Similarly, the QuickVue Influenza A + B test from Quidel, San Diego, differentiates the two strains using aspirates and NP swabs, in a rapid test with results in less than 10 minutes. Diagnostic Hybrids, a Quidel company, has D3 FastPoint fluorescent technology, combining FITC and R-PE-labeled antibody in one reagent, which can be read using a single filter set, yielding rapid virus identification of more than eight viruses, including influenza A and B, in less than 25 minutes. Called the D3 FastPoint, the test detects influenza A/B, RSV, hMPV, adenovirus, and HPIV (1-3).
While immunological tests have been the best way for rapid tests to be conducted in urgent care or large laboratories, an innovative method to introduce molecular testing for influenza and influenza-like infections has been presented by Idaho Technology Inc, Salt Lake City. An innovator in rapid real-time PCR detection technologies, Idaho Technology has introduced its FilmArray Respiratory Viral Panel test, FDA-cleared in May 2011. It can detect multiple upper respiratory tract infections such as influenza A/H1, H/2009, A/H3, B, coronaviruses, RSV, HPIV (1-4), and rhino/enterovirus with less than 2 minutes hands-on time and results in less than 1 hour. CEO Kirk Ririe has said that many hospital clinical labs that may have avoided molecular testing in the past view the FilmArray RP assay as an easy way to usher in molecular diagnostic testing online in their institutions.
INFLUENZA TREND PREDICTIONS
Quest Diagnostics’ Lieberman notes that the 2010-’11 flu season was certainly not as intense as the previous year, which was obviously dominated by the H1N1 2009 pandemic virus. However, rates of hospitalization for people 65 years and older was higher than 2009, with 108 lab-confirmed, flu-associated pediatric deaths. “Interestingly,” Lieberman notes, “H3N2, H1N1, and B strains circulated, but each strain varied by region and by week.” He stresses that predictions about influenza are notoriously difficult, but we may get insight of what the season will be like following the trends in the southern hemisphere during their winter.

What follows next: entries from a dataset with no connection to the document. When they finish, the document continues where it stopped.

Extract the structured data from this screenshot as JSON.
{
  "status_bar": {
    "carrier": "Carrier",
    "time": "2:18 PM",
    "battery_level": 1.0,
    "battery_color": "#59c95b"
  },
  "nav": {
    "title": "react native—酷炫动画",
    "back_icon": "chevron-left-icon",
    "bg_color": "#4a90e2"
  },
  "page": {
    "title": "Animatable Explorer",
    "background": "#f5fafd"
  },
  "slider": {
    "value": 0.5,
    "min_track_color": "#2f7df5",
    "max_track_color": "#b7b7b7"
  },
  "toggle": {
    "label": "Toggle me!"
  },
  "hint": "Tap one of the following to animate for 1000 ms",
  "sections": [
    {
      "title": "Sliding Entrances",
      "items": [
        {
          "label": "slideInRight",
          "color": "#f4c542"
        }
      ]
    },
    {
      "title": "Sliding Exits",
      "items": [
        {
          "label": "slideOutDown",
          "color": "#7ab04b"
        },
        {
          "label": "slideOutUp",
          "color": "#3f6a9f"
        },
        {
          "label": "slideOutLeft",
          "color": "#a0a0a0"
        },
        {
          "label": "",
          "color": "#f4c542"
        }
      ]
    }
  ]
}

Gen-Probe’s Steven Visuri, senior director, R&D, Prodesse Products, agrees. “As of June, the 2011 influenza season in the US, Canada, and Europe has declined, consistent with normal seasonal patterns,” he says. “It is difficult to predict what the new flu season will bring.” According to the FDA’s Vaccines and Related Biological Products Advisory Committee, the 2011-’12 trivalent influenza vaccine is expected to be the same as it was last year, so the bets are the strains next year will be similar to this one.
FUTURE OF INFLUENZA VIRUS DETECTION
Most companies agree that the future of rapid diagnostics is molecular. Not only is the sensitivity and specificity very accurate, the ease of use, along with reduction in patient care, diagnosis time, and infection surveillance, are key factors in the next-generation products. “The influenza rapid antigen tests used in many emergency departments and urgent care centers provide answers quickly, but these tests lack sensitivity, as was clearly shown during the pandemic 2009 H1N1 outbreak,” Lieberman says. “PCR testing is more sensitive, but waiting for results from a reference lab can be a barrier to timely clinical decisions.” Therefore, platforms such as Simplexa/3M Integrated Cycler or Gen-Probe’s ProFlu+ tests with minimal sample handling and improved sample-to-answer runs are very attractive to urgent care clinics, smaller hospitals, and laboratories.
Madhushree Ghosh, PhD, is a San Diego-based science and health writer.